> [Task instructions]
Your reply is to be the lines below, exactly as written, with images omitted.

> [Exercise materials]
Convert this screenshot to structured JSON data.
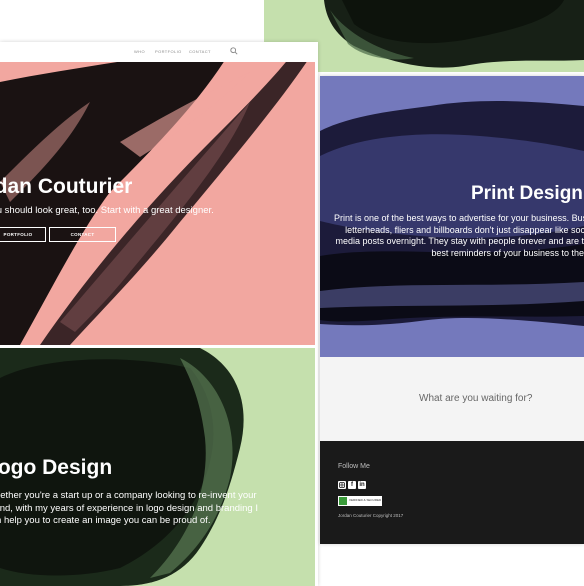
{
  "nav": {
    "items": [
      "WHO",
      "PORTFOLIO",
      "CONTACT"
    ]
  },
  "hero": {
    "title": "Jordan Couturier",
    "subtitle": "You should look great, too. Start with a great designer.",
    "buttons": [
      "PORTFOLIO",
      "CONTACT"
    ]
  },
  "logo_section": {
    "title": "Logo Design",
    "lines": [
      "Whether you're a start up or a company looking to re-invent your",
      "brand, with my years of experience in logo design and branding I",
      "can help you to create an image you can be proud of."
    ]
  },
  "print_section": {
    "title": "Print Design",
    "lines": [
      "Print is one of the best ways to advertise for your business. Business cards,",
      "letterheads, fliers and billboards don't just disappear like social",
      "media posts overnight. They stay with people forever and are the",
      "best reminders of your business to them."
    ]
  },
  "cta": {
    "text": "What are you waiting for?"
  },
  "footer": {
    "follow": "Follow Me",
    "social": [
      "instagram-icon",
      "facebook-icon",
      "linkedin-icon"
    ],
    "badge_text": "VERIFIED & SECURED",
    "copyright": "Jordan Couturier Copyright 2017"
  },
  "colors": {
    "hero_bg": "#f2a7a0",
    "logo_bg": "#c5e0ad",
    "print_bg": "#7479bc",
    "footer_bg": "#1a1a1a"
  }
}
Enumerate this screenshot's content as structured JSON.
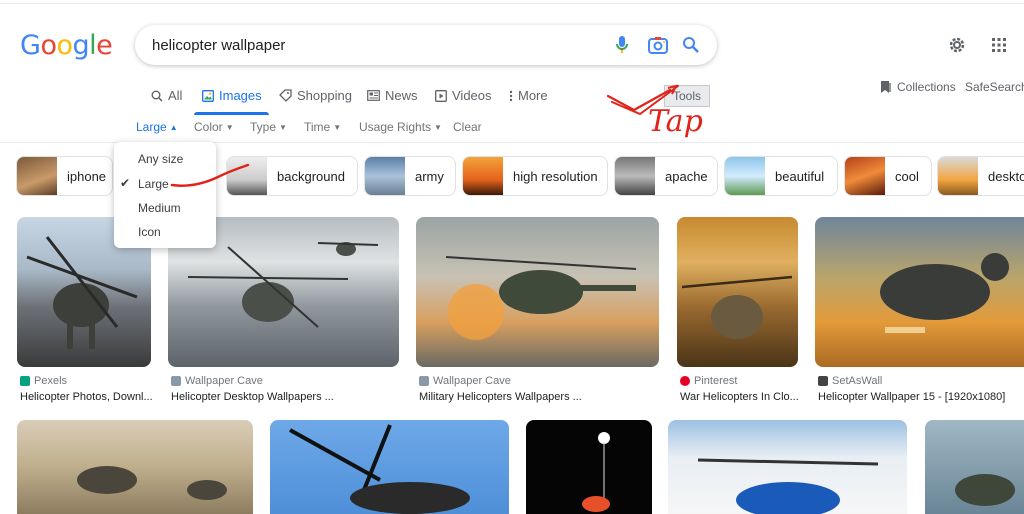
{
  "logo": "Google",
  "search": {
    "query": "helicopter wallpaper"
  },
  "tabs": [
    {
      "label": "All",
      "icon": "search-icon"
    },
    {
      "label": "Images",
      "icon": "image-icon"
    },
    {
      "label": "Shopping",
      "icon": "tag-icon"
    },
    {
      "label": "News",
      "icon": "news-icon"
    },
    {
      "label": "Videos",
      "icon": "play-icon"
    },
    {
      "label": "More",
      "icon": "more-vertical-icon"
    }
  ],
  "tools_label": "Tools",
  "collections_label": "Collections",
  "safesearch_label": "SafeSearch",
  "filters": {
    "size": "Large",
    "color": "Color",
    "type": "Type",
    "time": "Time",
    "usage": "Usage Rights",
    "clear": "Clear"
  },
  "size_menu": {
    "options": [
      "Any size",
      "Large",
      "Medium",
      "Icon"
    ],
    "selected": "Large"
  },
  "chips": [
    "iphone",
    "background",
    "army",
    "high resolution",
    "apache",
    "beautiful",
    "cool",
    "deskto"
  ],
  "annotation_text": "Tap",
  "results_row1": [
    {
      "source": "Pexels",
      "title": "Helicopter Photos, Downl..."
    },
    {
      "source": "Wallpaper Cave",
      "title": "Helicopter Desktop Wallpapers ..."
    },
    {
      "source": "Wallpaper Cave",
      "title": "Military Helicopters Wallpapers ..."
    },
    {
      "source": "Pinterest",
      "title": "War Helicopters In Clo..."
    },
    {
      "source": "SetAsWall",
      "title": "Helicopter Wallpaper 15 - [1920x1080]"
    }
  ],
  "colors": {
    "accent": "#1a73e8",
    "annotation": "#e0241b"
  }
}
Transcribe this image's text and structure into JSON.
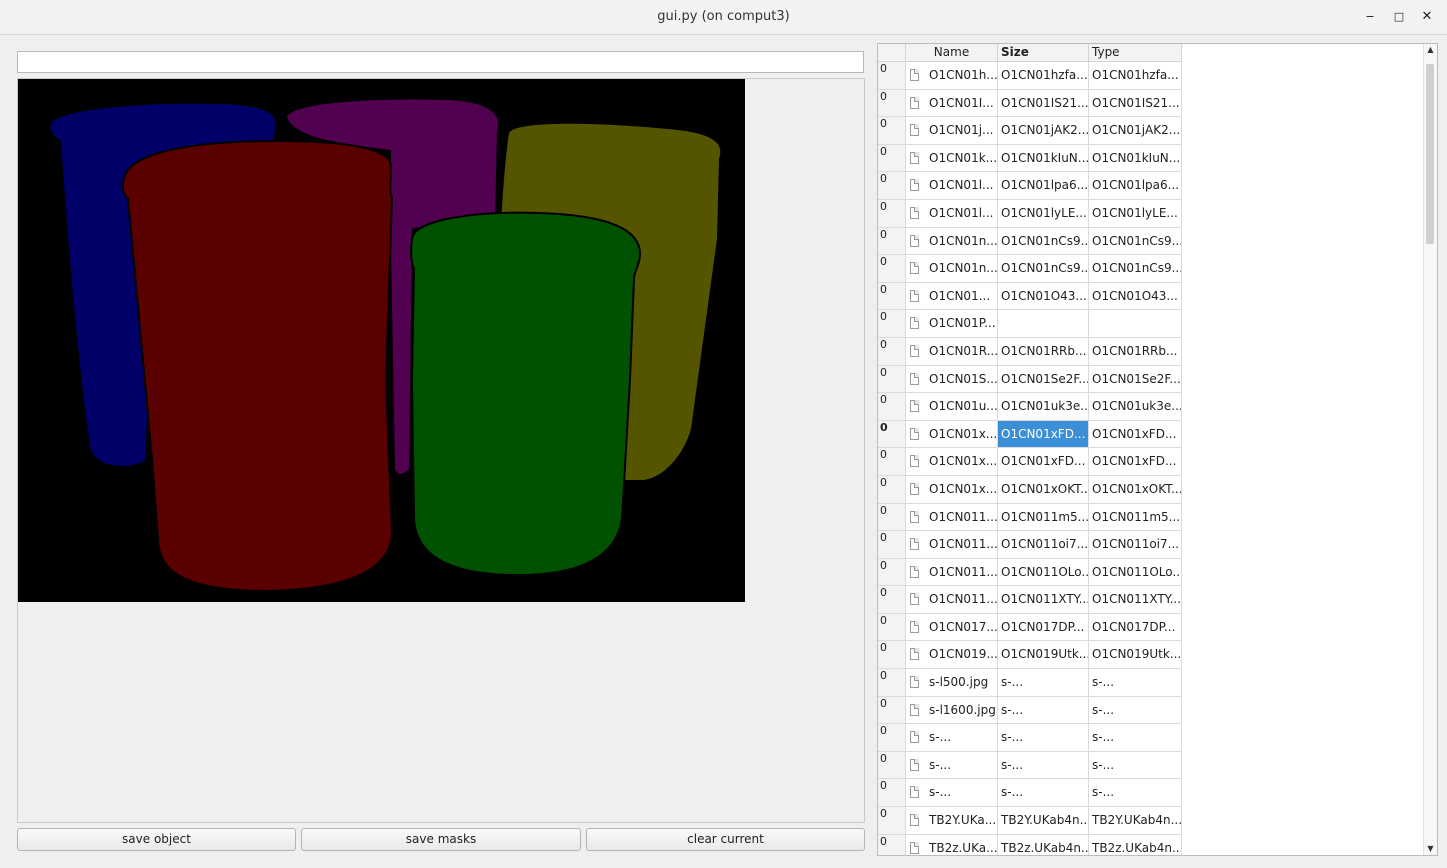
{
  "window": {
    "title": "gui.py (on comput3)",
    "minimize": "‒",
    "maximize": "□",
    "close": "✕"
  },
  "path_input": {
    "value": "",
    "placeholder": ""
  },
  "mask_colors": {
    "background": "#000000",
    "blue": "#000068",
    "purple": "#520050",
    "olive": "#555500",
    "red": "#5a0000",
    "green": "#005200"
  },
  "buttons": {
    "save_object": "save object",
    "save_masks": "save masks",
    "clear_current": "clear current"
  },
  "table": {
    "headers": {
      "name": "Name",
      "size": "Size",
      "type": "Type"
    },
    "selected_color": "#3b8fd6",
    "rows": [
      {
        "idx": "0",
        "name": "O1CN01h...",
        "size": "O1CN01hzfa...",
        "type": "O1CN01hzfa..."
      },
      {
        "idx": "0",
        "name": "O1CN01I...",
        "size": "O1CN01IS21...",
        "type": "O1CN01IS21..."
      },
      {
        "idx": "0",
        "name": "O1CN01j...",
        "size": "O1CN01jAK2...",
        "type": "O1CN01jAK2..."
      },
      {
        "idx": "0",
        "name": "O1CN01k...",
        "size": "O1CN01kIuN...",
        "type": "O1CN01kIuN..."
      },
      {
        "idx": "0",
        "name": "O1CN01l...",
        "size": "O1CN01lpa6...",
        "type": "O1CN01lpa6..."
      },
      {
        "idx": "0",
        "name": "O1CN01l...",
        "size": "O1CN01lyLE...",
        "type": "O1CN01lyLE..."
      },
      {
        "idx": "0",
        "name": "O1CN01n...",
        "size": "O1CN01nCs9...",
        "type": "O1CN01nCs9..."
      },
      {
        "idx": "0",
        "name": "O1CN01n...",
        "size": "O1CN01nCs9...",
        "type": "O1CN01nCs9..."
      },
      {
        "idx": "0",
        "name": "O1CN01...",
        "size": "O1CN01O43...",
        "type": "O1CN01O43..."
      },
      {
        "idx": "0",
        "name": "O1CN01P...",
        "size": "",
        "type": ""
      },
      {
        "idx": "0",
        "name": "O1CN01R...",
        "size": "O1CN01RRb...",
        "type": "O1CN01RRb..."
      },
      {
        "idx": "0",
        "name": "O1CN01S...",
        "size": "O1CN01Se2F...",
        "type": "O1CN01Se2F..."
      },
      {
        "idx": "0",
        "name": "O1CN01u...",
        "size": "O1CN01uk3e...",
        "type": "O1CN01uk3e..."
      },
      {
        "idx": "0",
        "name": "O1CN01x...",
        "size": "O1CN01xFD...",
        "type": "O1CN01xFD...",
        "selected": true
      },
      {
        "idx": "0",
        "name": "O1CN01x...",
        "size": "O1CN01xFD...",
        "type": "O1CN01xFD..."
      },
      {
        "idx": "0",
        "name": "O1CN01x...",
        "size": "O1CN01xOKT...",
        "type": "O1CN01xOKT..."
      },
      {
        "idx": "0",
        "name": "O1CN011...",
        "size": "O1CN011m5...",
        "type": "O1CN011m5..."
      },
      {
        "idx": "0",
        "name": "O1CN011...",
        "size": "O1CN011oi7...",
        "type": "O1CN011oi7..."
      },
      {
        "idx": "0",
        "name": "O1CN011...",
        "size": "O1CN011OLo...",
        "type": "O1CN011OLo..."
      },
      {
        "idx": "0",
        "name": "O1CN011...",
        "size": "O1CN011XTY...",
        "type": "O1CN011XTY..."
      },
      {
        "idx": "0",
        "name": "O1CN017...",
        "size": "O1CN017DP...",
        "type": "O1CN017DP..."
      },
      {
        "idx": "0",
        "name": "O1CN019...",
        "size": "O1CN019Utk...",
        "type": "O1CN019Utk..."
      },
      {
        "idx": "0",
        "name": "s-l500.jpg",
        "size": "s-...",
        "type": "s-..."
      },
      {
        "idx": "0",
        "name": "s-l1600.jpg",
        "size": "s-...",
        "type": "s-..."
      },
      {
        "idx": "0",
        "name": "s-...",
        "size": "s-...",
        "type": "s-..."
      },
      {
        "idx": "0",
        "name": "s-...",
        "size": "s-...",
        "type": "s-..."
      },
      {
        "idx": "0",
        "name": "s-...",
        "size": "s-...",
        "type": "s-..."
      },
      {
        "idx": "0",
        "name": "TB2Y.UKa...",
        "size": "TB2Y.UKab4n...",
        "type": "TB2Y.UKab4n..."
      },
      {
        "idx": "0",
        "name": "TB2z.UKa...",
        "size": "TB2z.UKab4n...",
        "type": "TB2z.UKab4n..."
      }
    ]
  }
}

> [Result for this exercise]
Convert this screenshot to structured JSON data.
{
  "nav": {
    "items": [
      "WHO",
      "PORTFOLIO",
      "CONTACT"
    ]
  },
  "hero": {
    "title": "Jordan Couturier",
    "subtitle": "You should look great, too. Start with a great designer.",
    "buttons": [
      "PORTFOLIO",
      "CONTACT"
    ]
  },
  "logo_section": {
    "title": "Logo Design",
    "lines": [
      "Whether you're a start up or a company looking to re-invent your",
      "brand, with my years of experience in logo design and branding I",
      "can help you to create an image you can be proud of."
    ]
  },
  "print_section": {
    "title": "Print Design",
    "lines": [
      "Print is one of the best ways to advertise for your business. Business cards,",
      "letterheads, fliers and billboards don't just disappear like social",
      "media posts overnight. They stay with people forever and are the",
      "best reminders of your business to them."
    ]
  },
  "cta": {
    "text": "What are you waiting for?"
  },
  "footer": {
    "follow": "Follow Me",
    "social": [
      "instagram-icon",
      "facebook-icon",
      "linkedin-icon"
    ],
    "badge_text": "VERIFIED & SECURED",
    "copyright": "Jordan Couturier Copyright 2017"
  },
  "colors": {
    "hero_bg": "#f2a7a0",
    "logo_bg": "#c5e0ad",
    "print_bg": "#7479bc",
    "footer_bg": "#1a1a1a"
  }
}
Enumerate this screenshot's content as structured JSON.
{
  "logo": "Google",
  "search": {
    "query": "helicopter wallpaper"
  },
  "tabs": [
    {
      "label": "All",
      "icon": "search-icon"
    },
    {
      "label": "Images",
      "icon": "image-icon"
    },
    {
      "label": "Shopping",
      "icon": "tag-icon"
    },
    {
      "label": "News",
      "icon": "news-icon"
    },
    {
      "label": "Videos",
      "icon": "play-icon"
    },
    {
      "label": "More",
      "icon": "more-vertical-icon"
    }
  ],
  "tools_label": "Tools",
  "collections_label": "Collections",
  "safesearch_label": "SafeSearch",
  "filters": {
    "size": "Large",
    "color": "Color",
    "type": "Type",
    "time": "Time",
    "usage": "Usage Rights",
    "clear": "Clear"
  },
  "size_menu": {
    "options": [
      "Any size",
      "Large",
      "Medium",
      "Icon"
    ],
    "selected": "Large"
  },
  "chips": [
    "iphone",
    "background",
    "army",
    "high resolution",
    "apache",
    "beautiful",
    "cool",
    "deskto"
  ],
  "annotation_text": "Tap",
  "results_row1": [
    {
      "source": "Pexels",
      "title": "Helicopter Photos, Downl..."
    },
    {
      "source": "Wallpaper Cave",
      "title": "Helicopter Desktop Wallpapers ..."
    },
    {
      "source": "Wallpaper Cave",
      "title": "Military Helicopters Wallpapers ..."
    },
    {
      "source": "Pinterest",
      "title": "War Helicopters In Clo..."
    },
    {
      "source": "SetAsWall",
      "title": "Helicopter Wallpaper 15 - [1920x1080]"
    }
  ],
  "colors": {
    "accent": "#1a73e8",
    "annotation": "#e0241b"
  }
}
Transcribe this image's text and structure into JSON.
{
  "window": {
    "title": "gui.py (on comput3)",
    "minimize": "‒",
    "maximize": "□",
    "close": "✕"
  },
  "path_input": {
    "value": "",
    "placeholder": ""
  },
  "mask_colors": {
    "background": "#000000",
    "blue": "#000068",
    "purple": "#520050",
    "olive": "#555500",
    "red": "#5a0000",
    "green": "#005200"
  },
  "buttons": {
    "save_object": "save object",
    "save_masks": "save masks",
    "clear_current": "clear current"
  },
  "table": {
    "headers": {
      "name": "Name",
      "size": "Size",
      "type": "Type"
    },
    "selected_color": "#3b8fd6",
    "rows": [
      {
        "idx": "0",
        "name": "O1CN01h...",
        "size": "O1CN01hzfa...",
        "type": "O1CN01hzfa..."
      },
      {
        "idx": "0",
        "name": "O1CN01I...",
        "size": "O1CN01IS21...",
        "type": "O1CN01IS21..."
      },
      {
        "idx": "0",
        "name": "O1CN01j...",
        "size": "O1CN01jAK2...",
        "type": "O1CN01jAK2..."
      },
      {
        "idx": "0",
        "name": "O1CN01k...",
        "size": "O1CN01kIuN...",
        "type": "O1CN01kIuN..."
      },
      {
        "idx": "0",
        "name": "O1CN01l...",
        "size": "O1CN01lpa6...",
        "type": "O1CN01lpa6..."
      },
      {
        "idx": "0",
        "name": "O1CN01l...",
        "size": "O1CN01lyLE...",
        "type": "O1CN01lyLE..."
      },
      {
        "idx": "0",
        "name": "O1CN01n...",
        "size": "O1CN01nCs9...",
        "type": "O1CN01nCs9..."
      },
      {
        "idx": "0",
        "name": "O1CN01n...",
        "size": "O1CN01nCs9...",
        "type": "O1CN01nCs9..."
      },
      {
        "idx": "0",
        "name": "O1CN01...",
        "size": "O1CN01O43...",
        "type": "O1CN01O43..."
      },
      {
        "idx": "0",
        "name": "O1CN01P...",
        "size": "",
        "type": ""
      },
      {
        "idx": "0",
        "name": "O1CN01R...",
        "size": "O1CN01RRb...",
        "type": "O1CN01RRb..."
      },
      {
        "idx": "0",
        "name": "O1CN01S...",
        "size": "O1CN01Se2F...",
        "type": "O1CN01Se2F..."
      },
      {
        "idx": "0",
        "name": "O1CN01u...",
        "size": "O1CN01uk3e...",
        "type": "O1CN01uk3e..."
      },
      {
        "idx": "0",
        "name": "O1CN01x...",
        "size": "O1CN01xFD...",
        "type": "O1CN01xFD...",
        "selected": true
      },
      {
        "idx": "0",
        "name": "O1CN01x...",
        "size": "O1CN01xFD...",
        "type": "O1CN01xFD..."
      },
      {
        "idx": "0",
        "name": "O1CN01x...",
        "size": "O1CN01xOKT...",
        "type": "O1CN01xOKT..."
      },
      {
        "idx": "0",
        "name": "O1CN011...",
        "size": "O1CN011m5...",
        "type": "O1CN011m5..."
      },
      {
        "idx": "0",
        "name": "O1CN011...",
        "size": "O1CN011oi7...",
        "type": "O1CN011oi7..."
      },
      {
        "idx": "0",
        "name": "O1CN011...",
        "size": "O1CN011OLo...",
        "type": "O1CN011OLo..."
      },
      {
        "idx": "0",
        "name": "O1CN011...",
        "size": "O1CN011XTY...",
        "type": "O1CN011XTY..."
      },
      {
        "idx": "0",
        "name": "O1CN017...",
        "size": "O1CN017DP...",
        "type": "O1CN017DP..."
      },
      {
        "idx": "0",
        "name": "O1CN019...",
        "size": "O1CN019Utk...",
        "type": "O1CN019Utk..."
      },
      {
        "idx": "0",
        "name": "s-l500.jpg",
        "size": "s-...",
        "type": "s-..."
      },
      {
        "idx": "0",
        "name": "s-l1600.jpg",
        "size": "s-...",
        "type": "s-..."
      },
      {
        "idx": "0",
        "name": "s-...",
        "size": "s-...",
        "type": "s-..."
      },
      {
        "idx": "0",
        "name": "s-...",
        "size": "s-...",
        "type": "s-..."
      },
      {
        "idx": "0",
        "name": "s-...",
        "size": "s-...",
        "type": "s-..."
      },
      {
        "idx": "0",
        "name": "TB2Y.UKa...",
        "size": "TB2Y.UKab4n...",
        "type": "TB2Y.UKab4n..."
      },
      {
        "idx": "0",
        "name": "TB2z.UKa...",
        "size": "TB2z.UKab4n...",
        "type": "TB2z.UKab4n..."
      }
    ]
  }
}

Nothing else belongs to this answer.